The American Trends Panel survey methodology
The American Trends Panel (ATP), created by Pew Research Center, is a nationally representative panel of randomly selected U.S. adults. Panelists participate via self-administered web surveys. Panelists who do not have internet access at home are provided with a tablet and wireless internet connection. The panel is managed by Ipsos.
Data in this report are drawn from the panel wave conducted Jan. 22 to Feb. 5, 2019. A total of 6,637 panelists responded out of 9,402 who were sampled, for a response rate of 71%. This included 5,599 from the ATP and oversamples of 530 non-Hispanic black and 508 Hispanic respondents sampled from Ipsos’ KnowledgePanel. The cumulative response rate accounting for nonresponse to the recruitment surveys and attrition is 4.4%. The margin of sampling error for the full sample of 6,637 respondents is plus or minus 1.7 percentage points.
The subsample from the ATP was selected by grouping panelists into four strata so demographic groups that are underrepresented in the panel had a higher probability of selection than overrepresented groups:
- Stratum A consists of panelists who are non-internet users, have a high school education or less, non-Hispanic blacks, Hispanics, or non-Hispanic Asians.

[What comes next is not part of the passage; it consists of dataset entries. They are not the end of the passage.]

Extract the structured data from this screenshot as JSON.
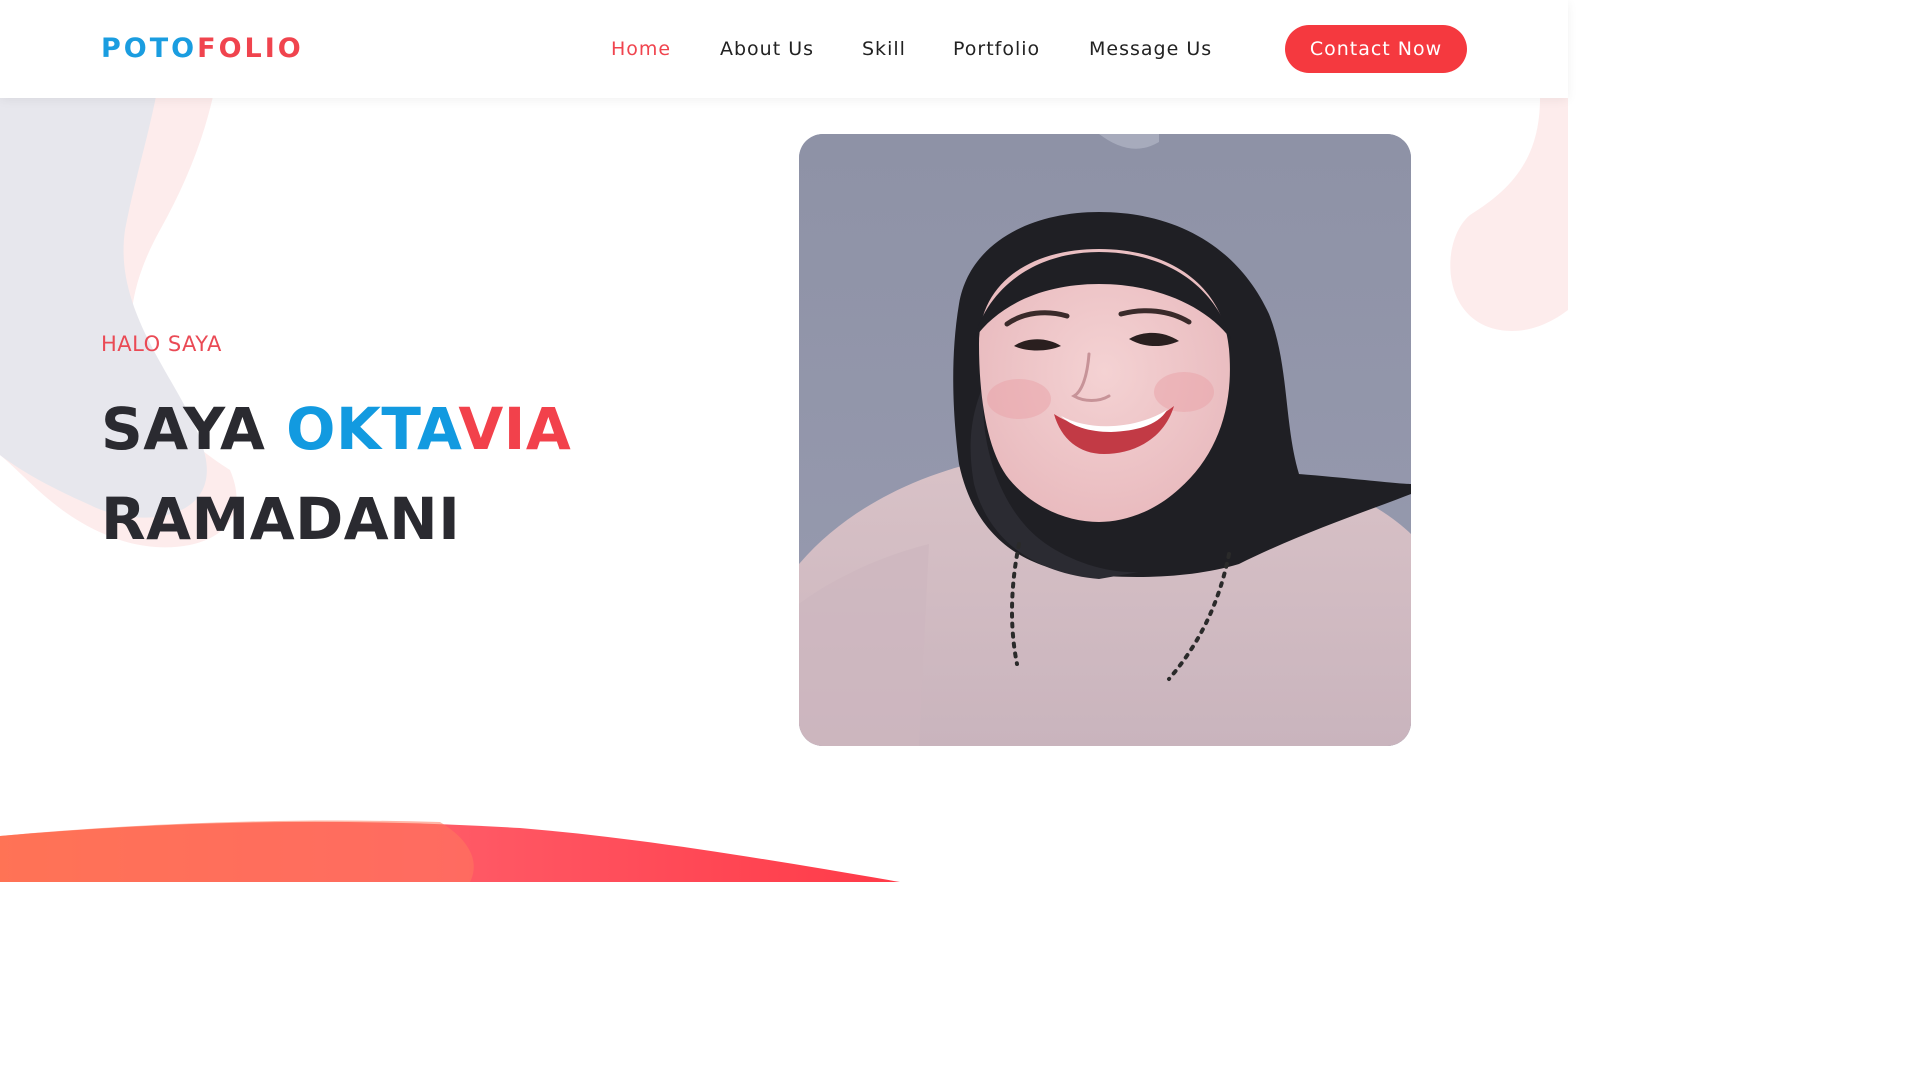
{
  "brand": {
    "part1": "POTO",
    "part2": "FOLIO"
  },
  "nav": {
    "home": "Home",
    "about": "About Us",
    "skill": "Skill",
    "portfolio": "Portfolio",
    "message": "Message Us",
    "contact_button": "Contact Now",
    "active": "Home"
  },
  "hero": {
    "greeting": "HALO SAYA",
    "title_prefix": "SAYA ",
    "name_blue": "OKTA",
    "name_red": "VIA",
    "last_name": "RAMADANI"
  },
  "colors": {
    "accent_red": "#f0444e",
    "accent_blue": "#1a9de0",
    "heading_dark": "#2a2a30"
  },
  "icons": {
    "profile_photo": "portrait-photo"
  }
}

They were sampled at a rate of 100%.
- Stratum B consists of panelists that are unregistered to vote or non-volunteers. They were sampled at a rate of 55%.

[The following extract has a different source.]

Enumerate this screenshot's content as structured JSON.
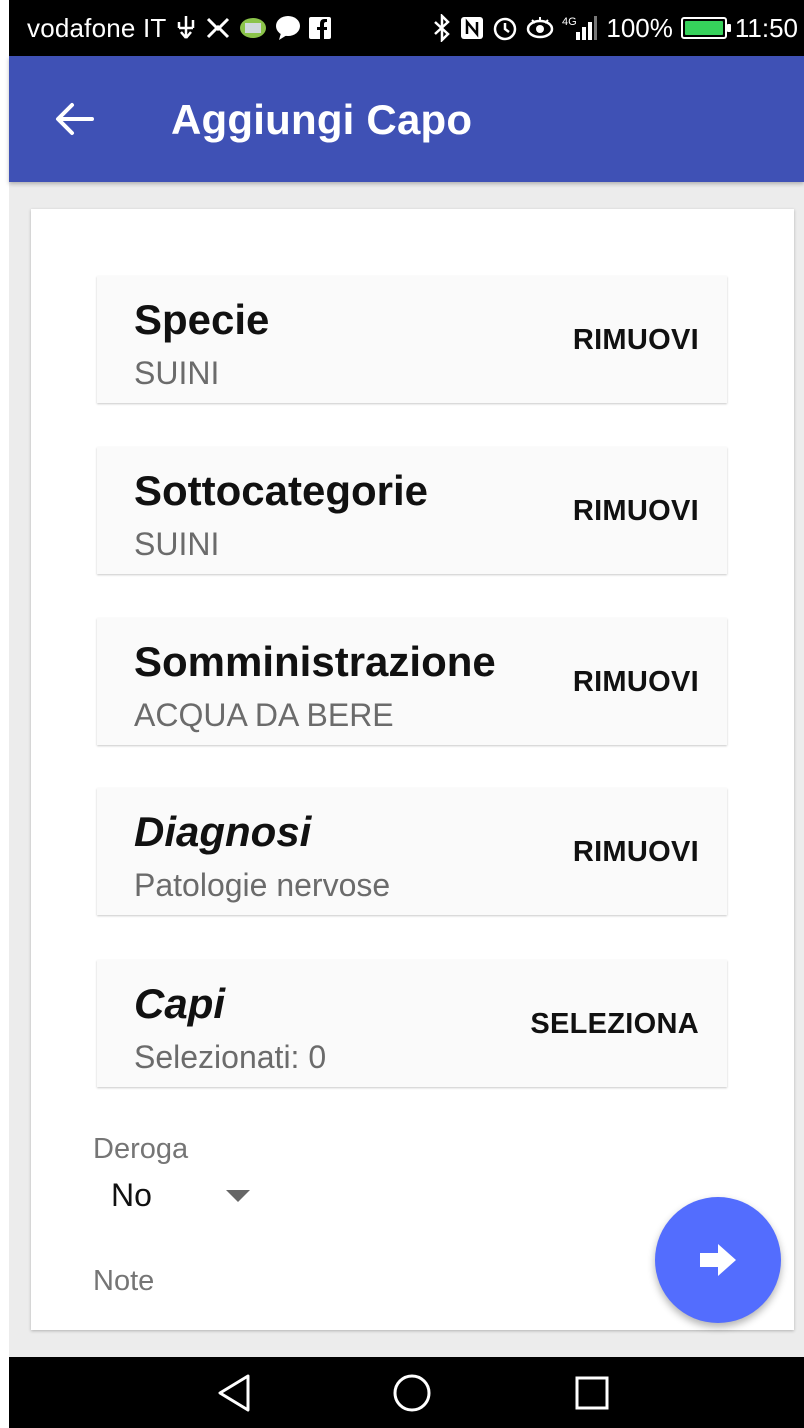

- Stratum C consists of panelists that are 18 to 34 years old. They were sampled at a rate of 16%.
- Stratum D consists of the remaining panelists. They were sampled at a rate of 7%.

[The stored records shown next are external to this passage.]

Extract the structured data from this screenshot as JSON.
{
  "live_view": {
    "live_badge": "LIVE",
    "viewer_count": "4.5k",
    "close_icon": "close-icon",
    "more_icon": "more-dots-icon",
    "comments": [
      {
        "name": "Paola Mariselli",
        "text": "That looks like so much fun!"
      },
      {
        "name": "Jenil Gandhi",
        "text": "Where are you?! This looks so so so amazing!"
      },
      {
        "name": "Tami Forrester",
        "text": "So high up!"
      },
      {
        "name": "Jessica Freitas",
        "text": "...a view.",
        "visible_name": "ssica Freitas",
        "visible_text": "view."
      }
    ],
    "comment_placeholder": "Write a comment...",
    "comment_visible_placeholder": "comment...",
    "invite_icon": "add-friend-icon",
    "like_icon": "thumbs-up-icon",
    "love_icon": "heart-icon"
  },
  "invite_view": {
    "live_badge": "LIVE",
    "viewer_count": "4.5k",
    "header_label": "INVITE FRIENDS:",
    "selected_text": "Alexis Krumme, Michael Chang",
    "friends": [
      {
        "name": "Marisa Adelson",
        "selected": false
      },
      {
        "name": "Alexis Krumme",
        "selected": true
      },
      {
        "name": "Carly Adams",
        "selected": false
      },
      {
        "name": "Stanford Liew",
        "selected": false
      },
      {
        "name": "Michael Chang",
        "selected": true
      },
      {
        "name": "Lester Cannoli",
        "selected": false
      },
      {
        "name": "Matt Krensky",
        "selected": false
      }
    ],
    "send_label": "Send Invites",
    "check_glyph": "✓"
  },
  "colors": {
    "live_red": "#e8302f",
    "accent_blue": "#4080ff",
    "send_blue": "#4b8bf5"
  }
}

Panelists were grouped into these strata in hierarchical order from A to D. For example, a panelist who is not registered to vote and has a high school education or less would be in Stratum A rather than in Stratum B.
The ATP was created in 2014, with the first cohort of panelists invited to join the panel at the end of a large national landline and cellphone random-digit-dial survey that was conducted in both English and Spanish. Two additional recruitments were conducted using the same method in 2015 and 2017, respectively. Across these three surveys, a total of 19,718 adults were invited to join the ATP, and 9,942 of them agreed to participate.
In August 2018, the ATP switched from telephone- to address-based recruitment. Invitations were sent to a random, address-based sample (ABS) of households selected from the U.S. Postal Service’s Delivery Sequence File. In each household, the adult with the next birthday was asked to go online to complete a survey, and, at the end, they were invited to join the panel. For a random half-sample of invitations, households without internet access were instructed to return a postcard. These households were contacted by telephone and sent a tablet if they agreed to participate. A total of 9,396 were invited to join the panel; 8,778 agreed to join the panel and completed an initial profile survey.
Of the 18,720 individuals who have ever joined the ATP, 13,517 remained active panelists and continued to receive survey invitations at the time this survey was conducted.
The data were weighted in a multistep process that begins with a base weight incorporating the respondents’ original survey selection probability and the fact that in 2014 and 2017 some respondents were subsampled for invitation to the panel. The sample was then combined with the non-Hispanic black and Hispanic oversamples and post-stratified to match federal benchmarks for race and Hispanic ethnicity. The next step in the weighting uses an iterative technique that aligns the sample to population benchmarks on the dimensions listed in the accompanying table.
Sampling errors and tests of statistical significance take into account the effect of weighting. Interviews are conducted in both English and Spanish.
In addition to sampling error, one should bear in mind that question wording and practical difficulties in conducting surveys can introduce error or bias into the findings of opinion polls.
The following table shows the unweighted sample sizes and the error attributable to sampling that would be expected at the 95% level of confidence for different groups in the survey:
Sample sizes and sampling errors for other subgroups are available upon request.
Secondary data source and methodology
Analysis of census tract racial composition was performed by matching information collected in the 2013-2017 American Community Survey five-year file to respondents based on the census tract where they reside. The tract-level summary data are available on the Census Bureau’s American FactFinder webpage.
In this analysis, diversity is measured in terms of the share of a neighborhood’s population in its largest racial or ethnic group. For example, a neighborhood that is 80% white (largest group), 10% Hispanic, 5% black and 5% Asian is considered less diverse than one that is 20% white, 60% Hispanic (largest group), 5% black and 15% Asian. The least diverse neighborhoods are those where 90% or more of the residents are part of the largest racial or ethnic group; the most diverse are neighborhoods where less than half of the residents are in the largest group. In some instances, noted in the report, the least diverse neighborhoods are those where 80% or more of the residents are part of the largest racial or ethnic group due to sample size limitations. This index is based on previous work by economist Jed Kolko.